What the task asks: Copy out the data below. Leave nothing out and alter nothing.
BEGIN
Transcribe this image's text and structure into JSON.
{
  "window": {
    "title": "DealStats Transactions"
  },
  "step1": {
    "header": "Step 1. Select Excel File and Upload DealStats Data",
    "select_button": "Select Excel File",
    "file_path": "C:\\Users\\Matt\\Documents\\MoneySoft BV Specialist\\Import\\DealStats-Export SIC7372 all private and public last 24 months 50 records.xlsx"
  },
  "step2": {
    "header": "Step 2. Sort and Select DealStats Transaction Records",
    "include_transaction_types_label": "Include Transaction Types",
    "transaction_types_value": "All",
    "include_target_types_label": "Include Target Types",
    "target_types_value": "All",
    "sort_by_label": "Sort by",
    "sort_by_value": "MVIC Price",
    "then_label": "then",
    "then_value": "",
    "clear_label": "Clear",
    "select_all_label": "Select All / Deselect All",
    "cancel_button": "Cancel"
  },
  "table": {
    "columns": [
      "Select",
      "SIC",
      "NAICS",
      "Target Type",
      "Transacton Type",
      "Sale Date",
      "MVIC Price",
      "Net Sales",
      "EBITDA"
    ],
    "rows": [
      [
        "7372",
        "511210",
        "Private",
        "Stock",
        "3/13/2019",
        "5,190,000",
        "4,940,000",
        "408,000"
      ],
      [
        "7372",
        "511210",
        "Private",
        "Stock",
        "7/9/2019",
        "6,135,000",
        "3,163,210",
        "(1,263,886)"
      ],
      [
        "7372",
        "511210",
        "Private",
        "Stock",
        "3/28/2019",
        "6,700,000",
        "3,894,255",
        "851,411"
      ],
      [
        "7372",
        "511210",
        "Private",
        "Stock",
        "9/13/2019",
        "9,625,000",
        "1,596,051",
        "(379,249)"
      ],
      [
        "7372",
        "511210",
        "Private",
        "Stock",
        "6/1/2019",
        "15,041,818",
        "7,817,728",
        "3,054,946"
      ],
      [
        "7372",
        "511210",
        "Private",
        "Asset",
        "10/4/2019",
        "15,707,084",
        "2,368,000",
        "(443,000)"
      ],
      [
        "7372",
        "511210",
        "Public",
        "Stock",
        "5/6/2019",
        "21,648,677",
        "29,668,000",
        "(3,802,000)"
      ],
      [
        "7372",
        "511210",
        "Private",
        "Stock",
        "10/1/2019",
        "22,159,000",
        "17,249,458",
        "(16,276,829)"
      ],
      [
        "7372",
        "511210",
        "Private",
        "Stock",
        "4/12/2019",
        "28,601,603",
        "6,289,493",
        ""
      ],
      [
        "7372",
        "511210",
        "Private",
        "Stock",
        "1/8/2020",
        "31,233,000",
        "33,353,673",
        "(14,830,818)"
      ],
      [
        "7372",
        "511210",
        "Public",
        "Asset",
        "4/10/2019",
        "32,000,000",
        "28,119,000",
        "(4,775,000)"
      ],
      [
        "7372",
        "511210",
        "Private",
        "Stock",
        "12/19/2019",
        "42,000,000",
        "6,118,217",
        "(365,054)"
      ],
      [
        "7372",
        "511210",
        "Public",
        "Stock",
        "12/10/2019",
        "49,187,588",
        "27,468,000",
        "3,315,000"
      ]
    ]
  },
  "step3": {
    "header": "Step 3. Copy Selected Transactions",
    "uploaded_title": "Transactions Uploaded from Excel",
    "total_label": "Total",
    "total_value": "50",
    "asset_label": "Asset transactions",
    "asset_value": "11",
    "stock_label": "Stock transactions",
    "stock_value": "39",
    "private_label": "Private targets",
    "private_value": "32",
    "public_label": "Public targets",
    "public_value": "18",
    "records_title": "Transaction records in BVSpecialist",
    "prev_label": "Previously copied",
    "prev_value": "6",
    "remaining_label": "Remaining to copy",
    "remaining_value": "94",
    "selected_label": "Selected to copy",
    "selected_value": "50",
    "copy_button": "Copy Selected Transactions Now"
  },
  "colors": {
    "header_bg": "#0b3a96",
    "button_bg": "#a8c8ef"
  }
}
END
Answer:
Transcribe this image's text and structure into JSON.
{
  "window": {
    "title": "DealStats Transactions"
  },
  "step1": {
    "header": "Step 1. Select Excel File and Upload DealStats Data",
    "select_button": "Select Excel File",
    "file_path": "C:\\Users\\Matt\\Documents\\MoneySoft BV Specialist\\Import\\DealStats-Export SIC7372 all private and public last 24 months 50 records.xlsx"
  },
  "step2": {
    "header": "Step 2. Sort and Select DealStats Transaction Records",
    "include_transaction_types_label": "Include Transaction Types",
    "transaction_types_value": "All",
    "include_target_types_label": "Include Target Types",
    "target_types_value": "All",
    "sort_by_label": "Sort by",
    "sort_by_value": "MVIC Price",
    "then_label": "then",
    "then_value": "",
    "clear_label": "Clear",
    "select_all_label": "Select All / Deselect All",
    "cancel_button": "Cancel"
  },
  "table": {
    "columns": [
      "Select",
      "SIC",
      "NAICS",
      "Target Type",
      "Transacton Type",
      "Sale Date",
      "MVIC Price",
      "Net Sales",
      "EBITDA"
    ],
    "rows": [
      [
        "7372",
        "511210",
        "Private",
        "Stock",
        "3/13/2019",
        "5,190,000",
        "4,940,000",
        "408,000"
      ],
      [
        "7372",
        "511210",
        "Private",
        "Stock",
        "7/9/2019",
        "6,135,000",
        "3,163,210",
        "(1,263,886)"
      ],
      [
        "7372",
        "511210",
        "Private",
        "Stock",
        "3/28/2019",
        "6,700,000",
        "3,894,255",
        "851,411"
      ],
      [
        "7372",
        "511210",
        "Private",
        "Stock",
        "9/13/2019",
        "9,625,000",
        "1,596,051",
        "(379,249)"
      ],
      [
        "7372",
        "511210",
        "Private",
        "Stock",
        "6/1/2019",
        "15,041,818",
        "7,817,728",
        "3,054,946"
      ],
      [
        "7372",
        "511210",
        "Private",
        "Asset",
        "10/4/2019",
        "15,707,084",
        "2,368,000",
        "(443,000)"
      ],
      [
        "7372",
        "511210",
        "Public",
        "Stock",
        "5/6/2019",
        "21,648,677",
        "29,668,000",
        "(3,802,000)"
      ],
      [
        "7372",
        "511210",
        "Private",
        "Stock",
        "10/1/2019",
        "22,159,000",
        "17,249,458",
        "(16,276,829)"
      ],
      [
        "7372",
        "511210",
        "Private",
        "Stock",
        "4/12/2019",
        "28,601,603",
        "6,289,493",
        ""
      ],
      [
        "7372",
        "511210",
        "Private",
        "Stock",
        "1/8/2020",
        "31,233,000",
        "33,353,673",
        "(14,830,818)"
      ],
      [
        "7372",
        "511210",
        "Public",
        "Asset",
        "4/10/2019",
        "32,000,000",
        "28,119,000",
        "(4,775,000)"
      ],
      [
        "7372",
        "511210",
        "Private",
        "Stock",
        "12/19/2019",
        "42,000,000",
        "6,118,217",
        "(365,054)"
      ],
      [
        "7372",
        "511210",
        "Public",
        "Stock",
        "12/10/2019",
        "49,187,588",
        "27,468,000",
        "3,315,000"
      ]
    ]
  },
  "step3": {
    "header": "Step 3. Copy Selected Transactions",
    "uploaded_title": "Transactions Uploaded from Excel",
    "total_label": "Total",
    "total_value": "50",
    "asset_label": "Asset transactions",
    "asset_value": "11",
    "stock_label": "Stock transactions",
    "stock_value": "39",
    "private_label": "Private targets",
    "private_value": "32",
    "public_label": "Public targets",
    "public_value": "18",
    "records_title": "Transaction records in BVSpecialist",
    "prev_label": "Previously copied",
    "prev_value": "6",
    "remaining_label": "Remaining to copy",
    "remaining_value": "94",
    "selected_label": "Selected to copy",
    "selected_value": "50",
    "copy_button": "Copy Selected Transactions Now"
  },
  "colors": {
    "header_bg": "#0b3a96",
    "button_bg": "#a8c8ef"
  }
}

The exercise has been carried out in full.